**YOUR GOAL**
Gather from the material every line that contains the string "number".

********************

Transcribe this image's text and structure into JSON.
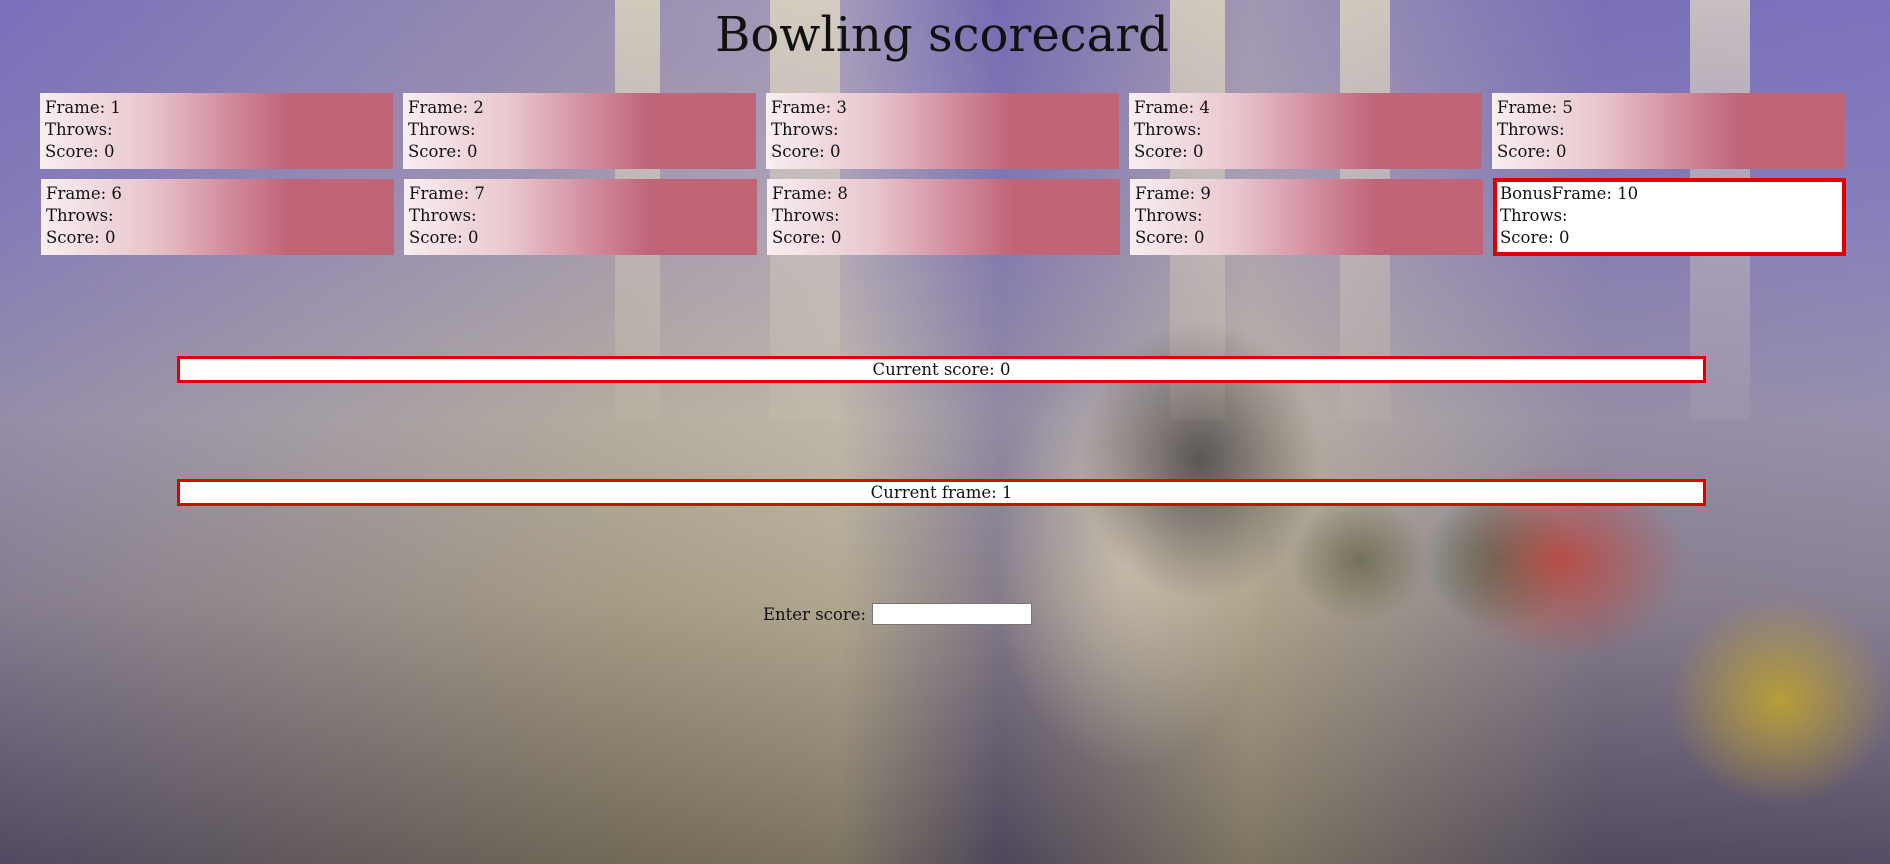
{
  "page": {
    "title": "Bowling scorecard"
  },
  "labels": {
    "frame": "Frame:",
    "bonus_frame": "BonusFrame:",
    "throws": "Throws:",
    "score": "Score:"
  },
  "frames": [
    {
      "number": "1",
      "throws": "",
      "score": "0"
    },
    {
      "number": "2",
      "throws": "",
      "score": "0"
    },
    {
      "number": "3",
      "throws": "",
      "score": "0"
    },
    {
      "number": "4",
      "throws": "",
      "score": "0"
    },
    {
      "number": "5",
      "throws": "",
      "score": "0"
    },
    {
      "number": "6",
      "throws": "",
      "score": "0"
    },
    {
      "number": "7",
      "throws": "",
      "score": "0"
    },
    {
      "number": "8",
      "throws": "",
      "score": "0"
    },
    {
      "number": "9",
      "throws": "",
      "score": "0"
    },
    {
      "number": "10",
      "throws": "",
      "score": "0"
    }
  ],
  "status": {
    "current_score": "Current score: 0",
    "current_frame": "Current frame: 1"
  },
  "entry": {
    "label": "Enter score:",
    "value": ""
  },
  "colors": {
    "highlight_border": "#e00000",
    "frame_fill": "#c06478"
  }
}
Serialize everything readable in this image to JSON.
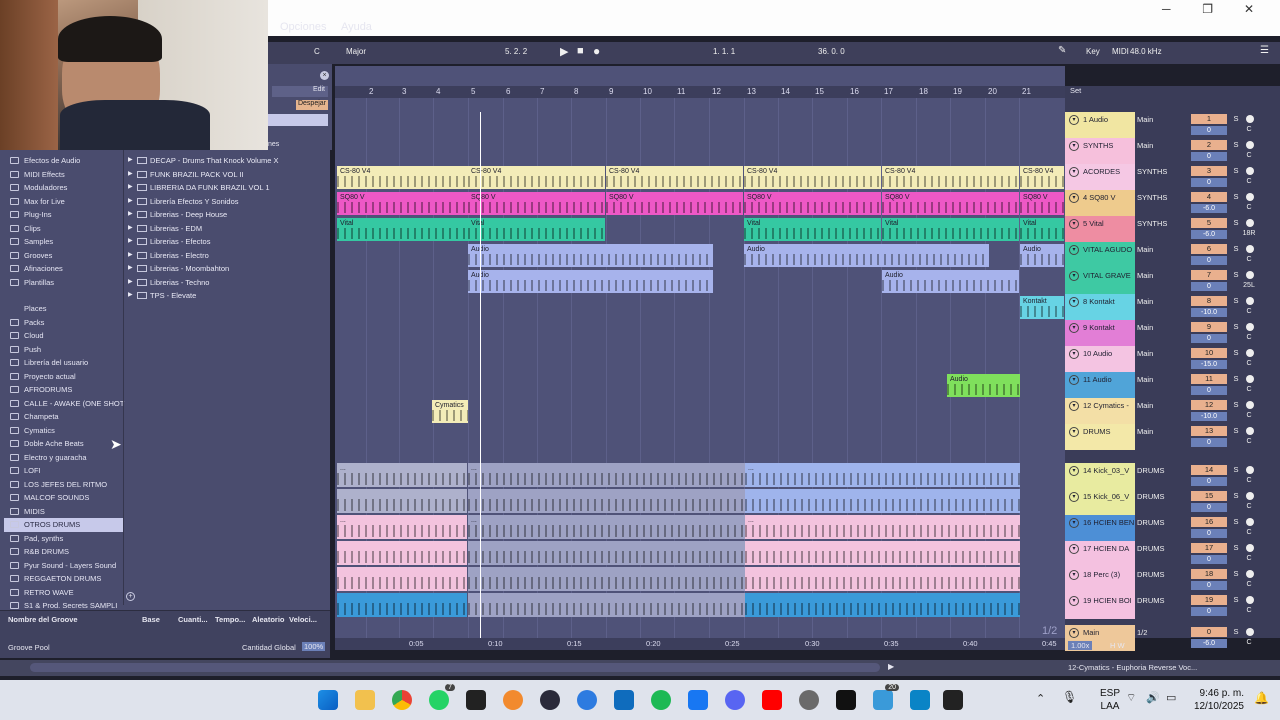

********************

**RESULT**
      "number": "1",
      "number": "2",
      "number": "3",
      "number": "4",
      "number": "5",
      "number": "6",
      "number": "7",
      "number": "8",
      "number": "9",
      "number": "10",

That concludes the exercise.